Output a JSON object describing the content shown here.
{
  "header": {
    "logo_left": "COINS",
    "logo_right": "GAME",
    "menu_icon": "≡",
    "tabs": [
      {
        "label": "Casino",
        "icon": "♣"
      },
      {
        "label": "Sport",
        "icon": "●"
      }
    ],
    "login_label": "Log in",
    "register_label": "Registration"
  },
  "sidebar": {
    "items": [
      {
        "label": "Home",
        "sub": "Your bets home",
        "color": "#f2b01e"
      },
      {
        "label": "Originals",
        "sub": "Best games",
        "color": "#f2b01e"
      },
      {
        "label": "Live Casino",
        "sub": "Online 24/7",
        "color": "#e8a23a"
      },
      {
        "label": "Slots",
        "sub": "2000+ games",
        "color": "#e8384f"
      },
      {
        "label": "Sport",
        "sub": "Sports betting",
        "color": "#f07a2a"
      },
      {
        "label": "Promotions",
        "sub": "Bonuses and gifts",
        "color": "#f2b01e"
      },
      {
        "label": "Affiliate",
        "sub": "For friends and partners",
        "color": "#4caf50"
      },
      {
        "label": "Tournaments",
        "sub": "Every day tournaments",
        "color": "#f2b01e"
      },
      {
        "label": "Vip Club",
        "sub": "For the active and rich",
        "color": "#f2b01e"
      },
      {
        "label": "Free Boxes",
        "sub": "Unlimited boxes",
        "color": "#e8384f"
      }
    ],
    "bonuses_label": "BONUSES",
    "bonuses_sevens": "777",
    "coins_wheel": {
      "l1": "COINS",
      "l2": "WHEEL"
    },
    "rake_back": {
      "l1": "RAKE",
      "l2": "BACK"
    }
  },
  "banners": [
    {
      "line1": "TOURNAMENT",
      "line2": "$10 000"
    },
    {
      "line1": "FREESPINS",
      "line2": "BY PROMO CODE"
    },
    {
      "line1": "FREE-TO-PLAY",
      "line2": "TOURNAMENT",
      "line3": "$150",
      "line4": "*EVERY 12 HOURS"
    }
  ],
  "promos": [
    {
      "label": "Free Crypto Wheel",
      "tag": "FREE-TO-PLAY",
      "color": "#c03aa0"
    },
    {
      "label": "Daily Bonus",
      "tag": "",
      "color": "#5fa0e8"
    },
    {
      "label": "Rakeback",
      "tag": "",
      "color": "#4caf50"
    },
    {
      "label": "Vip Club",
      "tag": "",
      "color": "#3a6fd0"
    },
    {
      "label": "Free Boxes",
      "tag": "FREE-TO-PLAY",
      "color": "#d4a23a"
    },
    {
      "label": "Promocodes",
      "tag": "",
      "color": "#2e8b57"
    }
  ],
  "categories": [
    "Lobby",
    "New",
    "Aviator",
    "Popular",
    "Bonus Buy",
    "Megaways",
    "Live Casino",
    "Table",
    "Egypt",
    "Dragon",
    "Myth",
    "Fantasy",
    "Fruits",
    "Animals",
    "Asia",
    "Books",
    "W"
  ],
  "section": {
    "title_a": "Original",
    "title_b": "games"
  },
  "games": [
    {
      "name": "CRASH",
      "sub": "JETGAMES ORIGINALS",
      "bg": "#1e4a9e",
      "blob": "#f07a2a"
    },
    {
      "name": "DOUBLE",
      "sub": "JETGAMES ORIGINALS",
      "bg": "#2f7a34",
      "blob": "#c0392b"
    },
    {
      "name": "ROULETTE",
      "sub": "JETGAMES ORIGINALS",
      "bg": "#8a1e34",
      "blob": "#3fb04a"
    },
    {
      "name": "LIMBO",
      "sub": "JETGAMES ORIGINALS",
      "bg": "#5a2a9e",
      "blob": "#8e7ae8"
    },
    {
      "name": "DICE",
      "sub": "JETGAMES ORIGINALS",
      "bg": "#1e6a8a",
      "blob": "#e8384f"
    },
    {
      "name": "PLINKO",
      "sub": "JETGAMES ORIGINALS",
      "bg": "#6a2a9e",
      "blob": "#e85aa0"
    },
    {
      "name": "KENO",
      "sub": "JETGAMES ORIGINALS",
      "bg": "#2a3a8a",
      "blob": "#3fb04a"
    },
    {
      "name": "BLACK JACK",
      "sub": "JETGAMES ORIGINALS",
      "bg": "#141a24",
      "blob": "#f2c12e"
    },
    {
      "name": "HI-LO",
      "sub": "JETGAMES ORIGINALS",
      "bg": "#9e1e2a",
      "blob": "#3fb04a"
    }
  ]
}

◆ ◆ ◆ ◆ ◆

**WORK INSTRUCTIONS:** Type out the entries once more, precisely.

**RESPONSE TO THE TASK:**
Output a JSON object describing the content shown here.
{
  "header": {
    "logo_left": "COINS",
    "logo_right": "GAME",
    "menu_icon": "≡",
    "tabs": [
      {
        "label": "Casino",
        "icon": "♣"
      },
      {
        "label": "Sport",
        "icon": "●"
      }
    ],
    "login_label": "Log in",
    "register_label": "Registration"
  },
  "sidebar": {
    "items": [
      {
        "label": "Home",
        "sub": "Your bets home",
        "color": "#f2b01e"
      },
      {
        "label": "Originals",
        "sub": "Best games",
        "color": "#f2b01e"
      },
      {
        "label": "Live Casino",
        "sub": "Online 24/7",
        "color": "#e8a23a"
      },
      {
        "label": "Slots",
        "sub": "2000+ games",
        "color": "#e8384f"
      },
      {
        "label": "Sport",
        "sub": "Sports betting",
        "color": "#f07a2a"
      },
      {
        "label": "Promotions",
        "sub": "Bonuses and gifts",
        "color": "#f2b01e"
      },
      {
        "label": "Affiliate",
        "sub": "For friends and partners",
        "color": "#4caf50"
      },
      {
        "label": "Tournaments",
        "sub": "Every day tournaments",
        "color": "#f2b01e"
      },
      {
        "label": "Vip Club",
        "sub": "For the active and rich",
        "color": "#f2b01e"
      },
      {
        "label": "Free Boxes",
        "sub": "Unlimited boxes",
        "color": "#e8384f"
      }
    ],
    "bonuses_label": "BONUSES",
    "bonuses_sevens": "777",
    "coins_wheel": {
      "l1": "COINS",
      "l2": "WHEEL"
    },
    "rake_back": {
      "l1": "RAKE",
      "l2": "BACK"
    }
  },
  "banners": [
    {
      "line1": "TOURNAMENT",
      "line2": "$10 000"
    },
    {
      "line1": "FREESPINS",
      "line2": "BY PROMO CODE"
    },
    {
      "line1": "FREE-TO-PLAY",
      "line2": "TOURNAMENT",
      "line3": "$150",
      "line4": "*EVERY 12 HOURS"
    }
  ],
  "promos": [
    {
      "label": "Free Crypto Wheel",
      "tag": "FREE-TO-PLAY",
      "color": "#c03aa0"
    },
    {
      "label": "Daily Bonus",
      "tag": "",
      "color": "#5fa0e8"
    },
    {
      "label": "Rakeback",
      "tag": "",
      "color": "#4caf50"
    },
    {
      "label": "Vip Club",
      "tag": "",
      "color": "#3a6fd0"
    },
    {
      "label": "Free Boxes",
      "tag": "FREE-TO-PLAY",
      "color": "#d4a23a"
    },
    {
      "label": "Promocodes",
      "tag": "",
      "color": "#2e8b57"
    }
  ],
  "categories": [
    "Lobby",
    "New",
    "Aviator",
    "Popular",
    "Bonus Buy",
    "Megaways",
    "Live Casino",
    "Table",
    "Egypt",
    "Dragon",
    "Myth",
    "Fantasy",
    "Fruits",
    "Animals",
    "Asia",
    "Books",
    "W"
  ],
  "section": {
    "title_a": "Original",
    "title_b": "games"
  },
  "games": [
    {
      "name": "CRASH",
      "sub": "JETGAMES ORIGINALS",
      "bg": "#1e4a9e",
      "blob": "#f07a2a"
    },
    {
      "name": "DOUBLE",
      "sub": "JETGAMES ORIGINALS",
      "bg": "#2f7a34",
      "blob": "#c0392b"
    },
    {
      "name": "ROULETTE",
      "sub": "JETGAMES ORIGINALS",
      "bg": "#8a1e34",
      "blob": "#3fb04a"
    },
    {
      "name": "LIMBO",
      "sub": "JETGAMES ORIGINALS",
      "bg": "#5a2a9e",
      "blob": "#8e7ae8"
    },
    {
      "name": "DICE",
      "sub": "JETGAMES ORIGINALS",
      "bg": "#1e6a8a",
      "blob": "#e8384f"
    },
    {
      "name": "PLINKO",
      "sub": "JETGAMES ORIGINALS",
      "bg": "#6a2a9e",
      "blob": "#e85aa0"
    },
    {
      "name": "KENO",
      "sub": "JETGAMES ORIGINALS",
      "bg": "#2a3a8a",
      "blob": "#3fb04a"
    },
    {
      "name": "BLACK JACK",
      "sub": "JETGAMES ORIGINALS",
      "bg": "#141a24",
      "blob": "#f2c12e"
    },
    {
      "name": "HI-LO",
      "sub": "JETGAMES ORIGINALS",
      "bg": "#9e1e2a",
      "blob": "#3fb04a"
    }
  ]
}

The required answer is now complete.